__TASK OBJECTIVE__: Each entry below needs to be reproduced exactly as given.

__EXTRACTED INFORMATION__:
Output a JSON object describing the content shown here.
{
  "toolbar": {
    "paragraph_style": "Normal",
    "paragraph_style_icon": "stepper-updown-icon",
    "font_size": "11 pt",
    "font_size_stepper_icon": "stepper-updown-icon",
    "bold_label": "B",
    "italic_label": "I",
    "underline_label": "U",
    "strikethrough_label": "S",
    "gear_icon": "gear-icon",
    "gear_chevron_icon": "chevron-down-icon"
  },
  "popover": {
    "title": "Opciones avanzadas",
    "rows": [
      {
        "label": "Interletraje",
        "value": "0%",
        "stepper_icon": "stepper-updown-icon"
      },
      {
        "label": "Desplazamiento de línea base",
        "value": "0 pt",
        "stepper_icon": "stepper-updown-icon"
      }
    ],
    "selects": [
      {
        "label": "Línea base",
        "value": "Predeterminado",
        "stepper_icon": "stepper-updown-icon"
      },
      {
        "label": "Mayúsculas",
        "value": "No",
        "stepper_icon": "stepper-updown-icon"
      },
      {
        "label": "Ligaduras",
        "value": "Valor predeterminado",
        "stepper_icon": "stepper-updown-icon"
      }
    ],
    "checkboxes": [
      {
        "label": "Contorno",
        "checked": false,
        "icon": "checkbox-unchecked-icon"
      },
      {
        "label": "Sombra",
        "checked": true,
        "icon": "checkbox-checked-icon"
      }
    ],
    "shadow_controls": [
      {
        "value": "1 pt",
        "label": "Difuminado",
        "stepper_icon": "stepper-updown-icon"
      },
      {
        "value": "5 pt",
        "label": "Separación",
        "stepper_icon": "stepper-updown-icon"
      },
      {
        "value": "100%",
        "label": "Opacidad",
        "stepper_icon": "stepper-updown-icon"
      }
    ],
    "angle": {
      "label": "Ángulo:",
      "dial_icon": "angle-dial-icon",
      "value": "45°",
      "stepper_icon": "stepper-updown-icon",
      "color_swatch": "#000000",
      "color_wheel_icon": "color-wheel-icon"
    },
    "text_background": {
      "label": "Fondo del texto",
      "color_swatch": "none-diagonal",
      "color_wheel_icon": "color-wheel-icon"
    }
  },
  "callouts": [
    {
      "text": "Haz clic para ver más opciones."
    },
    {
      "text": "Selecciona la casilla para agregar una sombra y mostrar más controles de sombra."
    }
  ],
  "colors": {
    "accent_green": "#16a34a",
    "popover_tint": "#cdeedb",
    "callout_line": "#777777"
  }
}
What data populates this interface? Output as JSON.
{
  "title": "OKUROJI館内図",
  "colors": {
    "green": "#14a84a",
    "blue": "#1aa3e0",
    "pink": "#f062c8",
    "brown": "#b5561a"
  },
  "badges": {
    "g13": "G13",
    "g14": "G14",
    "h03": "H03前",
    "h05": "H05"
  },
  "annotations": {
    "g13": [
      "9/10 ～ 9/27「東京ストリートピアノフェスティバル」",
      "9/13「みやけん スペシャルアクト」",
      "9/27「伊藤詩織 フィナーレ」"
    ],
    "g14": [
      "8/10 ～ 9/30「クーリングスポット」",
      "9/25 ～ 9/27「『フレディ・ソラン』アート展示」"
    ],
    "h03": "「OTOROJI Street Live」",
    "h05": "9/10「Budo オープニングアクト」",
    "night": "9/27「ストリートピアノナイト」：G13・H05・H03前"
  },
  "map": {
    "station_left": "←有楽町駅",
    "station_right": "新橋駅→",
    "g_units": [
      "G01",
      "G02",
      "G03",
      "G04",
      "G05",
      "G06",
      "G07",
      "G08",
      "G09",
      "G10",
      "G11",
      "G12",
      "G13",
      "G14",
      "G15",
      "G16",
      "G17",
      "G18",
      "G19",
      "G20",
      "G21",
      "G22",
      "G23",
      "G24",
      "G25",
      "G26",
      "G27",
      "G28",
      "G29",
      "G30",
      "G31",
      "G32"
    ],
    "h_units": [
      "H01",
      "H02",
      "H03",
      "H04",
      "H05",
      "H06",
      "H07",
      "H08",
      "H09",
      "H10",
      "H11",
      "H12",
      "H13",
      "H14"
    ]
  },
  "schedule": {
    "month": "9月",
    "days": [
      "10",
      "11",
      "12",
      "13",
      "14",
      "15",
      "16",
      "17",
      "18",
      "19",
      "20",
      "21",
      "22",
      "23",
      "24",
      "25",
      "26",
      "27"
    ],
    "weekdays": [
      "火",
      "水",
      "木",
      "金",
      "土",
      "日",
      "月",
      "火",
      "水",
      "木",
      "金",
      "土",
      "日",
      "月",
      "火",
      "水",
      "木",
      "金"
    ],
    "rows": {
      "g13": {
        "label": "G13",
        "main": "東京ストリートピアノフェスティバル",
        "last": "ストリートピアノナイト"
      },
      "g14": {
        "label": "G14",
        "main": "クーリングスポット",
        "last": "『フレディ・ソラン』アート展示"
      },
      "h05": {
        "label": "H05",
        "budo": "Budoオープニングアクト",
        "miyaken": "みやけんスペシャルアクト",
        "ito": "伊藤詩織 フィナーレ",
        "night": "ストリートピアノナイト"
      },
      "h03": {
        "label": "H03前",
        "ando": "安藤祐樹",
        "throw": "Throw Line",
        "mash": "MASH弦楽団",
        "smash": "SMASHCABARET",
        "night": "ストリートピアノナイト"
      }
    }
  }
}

__SOLUTION__:
Output a JSON object describing the content shown here.
{
  "toolbar": {
    "paragraph_style": "Normal",
    "paragraph_style_icon": "stepper-updown-icon",
    "font_size": "11 pt",
    "font_size_stepper_icon": "stepper-updown-icon",
    "bold_label": "B",
    "italic_label": "I",
    "underline_label": "U",
    "strikethrough_label": "S",
    "gear_icon": "gear-icon",
    "gear_chevron_icon": "chevron-down-icon"
  },
  "popover": {
    "title": "Opciones avanzadas",
    "rows": [
      {
        "label": "Interletraje",
        "value": "0%",
        "stepper_icon": "stepper-updown-icon"
      },
      {
        "label": "Desplazamiento de línea base",
        "value": "0 pt",
        "stepper_icon": "stepper-updown-icon"
      }
    ],
    "selects": [
      {
        "label": "Línea base",
        "value": "Predeterminado",
        "stepper_icon": "stepper-updown-icon"
      },
      {
        "label": "Mayúsculas",
        "value": "No",
        "stepper_icon": "stepper-updown-icon"
      },
      {
        "label": "Ligaduras",
        "value": "Valor predeterminado",
        "stepper_icon": "stepper-updown-icon"
      }
    ],
    "checkboxes": [
      {
        "label": "Contorno",
        "checked": false,
        "icon": "checkbox-unchecked-icon"
      },
      {
        "label": "Sombra",
        "checked": true,
        "icon": "checkbox-checked-icon"
      }
    ],
    "shadow_controls": [
      {
        "value": "1 pt",
        "label": "Difuminado",
        "stepper_icon": "stepper-updown-icon"
      },
      {
        "value": "5 pt",
        "label": "Separación",
        "stepper_icon": "stepper-updown-icon"
      },
      {
        "value": "100%",
        "label": "Opacidad",
        "stepper_icon": "stepper-updown-icon"
      }
    ],
    "angle": {
      "label": "Ángulo:",
      "dial_icon": "angle-dial-icon",
      "value": "45°",
      "stepper_icon": "stepper-updown-icon",
      "color_swatch": "#000000",
      "color_wheel_icon": "color-wheel-icon"
    },
    "text_background": {
      "label": "Fondo del texto",
      "color_swatch": "none-diagonal",
      "color_wheel_icon": "color-wheel-icon"
    }
  },
  "callouts": [
    {
      "text": "Haz clic para ver más opciones."
    },
    {
      "text": "Selecciona la casilla para agregar una sombra y mostrar más controles de sombra."
    }
  ],
  "colors": {
    "accent_green": "#16a34a",
    "popover_tint": "#cdeedb",
    "callout_line": "#777777"
  }
}
What data populates this interface? Output as JSON.
{
  "title": "OKUROJI館内図",
  "colors": {
    "green": "#14a84a",
    "blue": "#1aa3e0",
    "pink": "#f062c8",
    "brown": "#b5561a"
  },
  "badges": {
    "g13": "G13",
    "g14": "G14",
    "h03": "H03前",
    "h05": "H05"
  },
  "annotations": {
    "g13": [
      "9/10 ～ 9/27「東京ストリートピアノフェスティバル」",
      "9/13「みやけん スペシャルアクト」",
      "9/27「伊藤詩織 フィナーレ」"
    ],
    "g14": [
      "8/10 ～ 9/30「クーリングスポット」",
      "9/25 ～ 9/27「『フレディ・ソラン』アート展示」"
    ],
    "h03": "「OTOROJI Street Live」",
    "h05": "9/10「Budo オープニングアクト」",
    "night": "9/27「ストリートピアノナイト」：G13・H05・H03前"
  },
  "map": {
    "station_left": "←有楽町駅",
    "station_right": "新橋駅→",
    "g_units": [
      "G01",
      "G02",
      "G03",
      "G04",
      "G05",
      "G06",
      "G07",
      "G08",
      "G09",
      "G10",
      "G11",
      "G12",
      "G13",
      "G14",
      "G15",
      "G16",
      "G17",
      "G18",
      "G19",
      "G20",
      "G21",
      "G22",
      "G23",
      "G24",
      "G25",
      "G26",
      "G27",
      "G28",
      "G29",
      "G30",
      "G31",
      "G32"
    ],
    "h_units": [
      "H01",
      "H02",
      "H03",
      "H04",
      "H05",
      "H06",
      "H07",
      "H08",
      "H09",
      "H10",
      "H11",
      "H12",
      "H13",
      "H14"
    ]
  },
  "schedule": {
    "month": "9月",
    "days": [
      "10",
      "11",
      "12",
      "13",
      "14",
      "15",
      "16",
      "17",
      "18",
      "19",
      "20",
      "21",
      "22",
      "23",
      "24",
      "25",
      "26",
      "27"
    ],
    "weekdays": [
      "火",
      "水",
      "木",
      "金",
      "土",
      "日",
      "月",
      "火",
      "水",
      "木",
      "金",
      "土",
      "日",
      "月",
      "火",
      "水",
      "木",
      "金"
    ],
    "rows": {
      "g13": {
        "label": "G13",
        "main": "東京ストリートピアノフェスティバル",
        "last": "ストリートピアノナイト"
      },
      "g14": {
        "label": "G14",
        "main": "クーリングスポット",
        "last": "『フレディ・ソラン』アート展示"
      },
      "h05": {
        "label": "H05",
        "budo": "Budoオープニングアクト",
        "miyaken": "みやけんスペシャルアクト",
        "ito": "伊藤詩織 フィナーレ",
        "night": "ストリートピアノナイト"
      },
      "h03": {
        "label": "H03前",
        "ando": "安藤祐樹",
        "throw": "Throw Line",
        "mash": "MASH弦楽団",
        "smash": "SMASHCABARET",
        "night": "ストリートピアノナイト"
      }
    }
  }
}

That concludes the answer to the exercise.